The president's chief of staff, Andrew Card, was talking about his boss at a Monitor luncheon the other day, and this is what he had to say:
"He's smarter than you think he is.... He does more homework than you give him credit for doing.... He's always challenging the staff and those around him to counsel him....
"I've never seen him uptight. He has a great ability to put things in perspective. He has a good vision of where he wants to take us.... He also has a great sense of humor. He tells stories. And he likes to joke....
"He loves sports. He reads the sports page before he reads the front page.... He seldom loses his temper. I've seen him frustrated, but not angry....
"He's an early-to-bed, early-to-rise individual, unlike his predecessor, who was late to bed and late to rise. The White House structure would be different under George W. because of this....
"He's respectful of people's schedules. He is punctual. He wants things to be on time....
"He is very decisive. When he makes a decision he makes it.... He takes papers home and is ready to argue about them in the morning. He is very efficient in the use of his time at meetings."
Andy Card obviously likes his boss. But he makes a point of asserting that he isn't - and doesn't want to be - the president's friend. He says he worked closely with George W. during the last GOP national convention, but that it was on a professional, not a personal basis. It was there, he said, that he got valuable insights into how Mr. Bush governed in Texas and, therefore, how he would want his White House set up.
"I work very hard," says Mr. Card, "to have the president's confidence, but not to be his friend - because he has to have the courage to fire me when I'm not doing the job well. And I've watched too many chiefs of staff linger too long in their jobs because they became the president's friend."
Card has had front-row views of previous White House staffs, first as staff member under President Reagan and his Jim Baker-Ed Meese-Mike Deaver troika, and then as the first President Bush's deputy to Chief of Staff John Sununu.
A reporter broke in with this comment when Card mentioned his work with Sununu: "He was a tough chief of staff, wasn't he?"
"Let's put it this way," Card said. "He was quite a challenge."
This response drew laughter from an audience of some 50 journalists, who seemed to be enjoying this inside look at how the White House works under this new president.

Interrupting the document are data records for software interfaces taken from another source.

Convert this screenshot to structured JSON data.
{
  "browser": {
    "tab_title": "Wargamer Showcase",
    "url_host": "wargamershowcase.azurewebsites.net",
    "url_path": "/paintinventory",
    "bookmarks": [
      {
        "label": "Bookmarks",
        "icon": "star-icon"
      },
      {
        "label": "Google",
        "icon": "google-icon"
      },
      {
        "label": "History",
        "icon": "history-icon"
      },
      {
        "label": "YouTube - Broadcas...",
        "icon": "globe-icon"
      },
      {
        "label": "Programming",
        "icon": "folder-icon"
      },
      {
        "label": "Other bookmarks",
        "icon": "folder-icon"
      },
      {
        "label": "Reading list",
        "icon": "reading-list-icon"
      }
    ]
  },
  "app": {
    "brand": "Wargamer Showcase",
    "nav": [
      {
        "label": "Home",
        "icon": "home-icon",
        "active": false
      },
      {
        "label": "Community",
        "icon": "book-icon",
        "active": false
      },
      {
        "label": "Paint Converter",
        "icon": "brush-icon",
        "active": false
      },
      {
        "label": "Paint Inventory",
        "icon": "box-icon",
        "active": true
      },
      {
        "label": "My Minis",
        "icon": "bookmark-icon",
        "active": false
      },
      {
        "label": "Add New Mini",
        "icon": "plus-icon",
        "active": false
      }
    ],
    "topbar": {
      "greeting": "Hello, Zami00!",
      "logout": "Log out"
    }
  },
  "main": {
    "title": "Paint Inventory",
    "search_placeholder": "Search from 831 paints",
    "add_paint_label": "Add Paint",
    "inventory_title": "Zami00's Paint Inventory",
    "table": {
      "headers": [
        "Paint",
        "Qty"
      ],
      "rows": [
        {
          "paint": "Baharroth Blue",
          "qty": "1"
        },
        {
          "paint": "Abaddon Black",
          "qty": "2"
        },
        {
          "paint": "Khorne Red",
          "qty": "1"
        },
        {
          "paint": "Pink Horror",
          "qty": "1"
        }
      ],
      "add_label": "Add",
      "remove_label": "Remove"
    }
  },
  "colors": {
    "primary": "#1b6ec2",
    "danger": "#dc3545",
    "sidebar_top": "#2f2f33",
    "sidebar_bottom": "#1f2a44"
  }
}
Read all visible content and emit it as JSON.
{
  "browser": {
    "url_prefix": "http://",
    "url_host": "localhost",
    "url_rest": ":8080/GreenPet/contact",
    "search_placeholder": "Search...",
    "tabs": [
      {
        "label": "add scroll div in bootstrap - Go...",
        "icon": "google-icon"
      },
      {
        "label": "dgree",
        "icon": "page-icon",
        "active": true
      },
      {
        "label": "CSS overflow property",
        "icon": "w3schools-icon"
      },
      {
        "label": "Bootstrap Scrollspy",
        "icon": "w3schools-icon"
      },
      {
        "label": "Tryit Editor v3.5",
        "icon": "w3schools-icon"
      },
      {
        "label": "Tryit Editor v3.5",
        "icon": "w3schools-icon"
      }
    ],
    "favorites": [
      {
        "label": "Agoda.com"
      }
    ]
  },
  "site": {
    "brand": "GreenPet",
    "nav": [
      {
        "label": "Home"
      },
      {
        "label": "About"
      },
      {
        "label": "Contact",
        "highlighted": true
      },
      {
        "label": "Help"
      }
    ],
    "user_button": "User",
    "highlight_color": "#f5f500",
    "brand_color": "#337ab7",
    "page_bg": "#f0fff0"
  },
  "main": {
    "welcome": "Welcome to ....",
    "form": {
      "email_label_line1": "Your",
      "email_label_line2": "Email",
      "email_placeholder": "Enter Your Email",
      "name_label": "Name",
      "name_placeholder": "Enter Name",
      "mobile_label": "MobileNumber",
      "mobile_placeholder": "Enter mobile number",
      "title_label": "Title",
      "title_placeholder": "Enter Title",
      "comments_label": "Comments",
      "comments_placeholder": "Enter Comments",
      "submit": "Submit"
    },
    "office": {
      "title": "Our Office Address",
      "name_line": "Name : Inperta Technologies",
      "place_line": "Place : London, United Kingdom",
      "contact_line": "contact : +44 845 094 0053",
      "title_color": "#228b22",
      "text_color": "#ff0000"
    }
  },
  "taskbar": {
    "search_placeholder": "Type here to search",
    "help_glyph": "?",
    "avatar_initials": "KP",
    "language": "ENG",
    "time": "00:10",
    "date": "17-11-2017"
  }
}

"I love John Sununu," Card went on to say. "He is the smartest politician ever - and he will tell you that." (More laughter.) "It was a very interesting White House where structure meant less than it had in any of my experiences in the White House."
Asked what chief of staff he had modeled himself after, Card said, "None." But then he added, "Jim Baker served President Reagan extremely well. And Howard Baker served President Reagan very, very well, during an extremely challenging period...."
Card said he had "become a student of White House structures since Eisenhower," but that he had organized this White House to reflect the personality and style of George W. Bush.
"How do you see your own job?" someone asked Card.
"I am a staffer," he said. "The job of a chief of staff is to complement - spelled with an 'e,' and not compliment with an 'i' - the president. There have been too many chiefs of staff over the years who have complimented their presidents with an 'i': 'It's a wonderful tie, Mr. President.' 'That was a great speech, Mr. President.' I try to complement with an 'e.' In fact, I think that every chief of staff should complement the leadership style of the president."
Whether a chief of staff is successful or not, Card said, "is determined a lot by the times. I hope I am the right chief of staff, for the right president, at the right time. But the times will change, and I might not be the right chief of staff in a different time."
(c) Copyright 2001. The Christian Science Monitor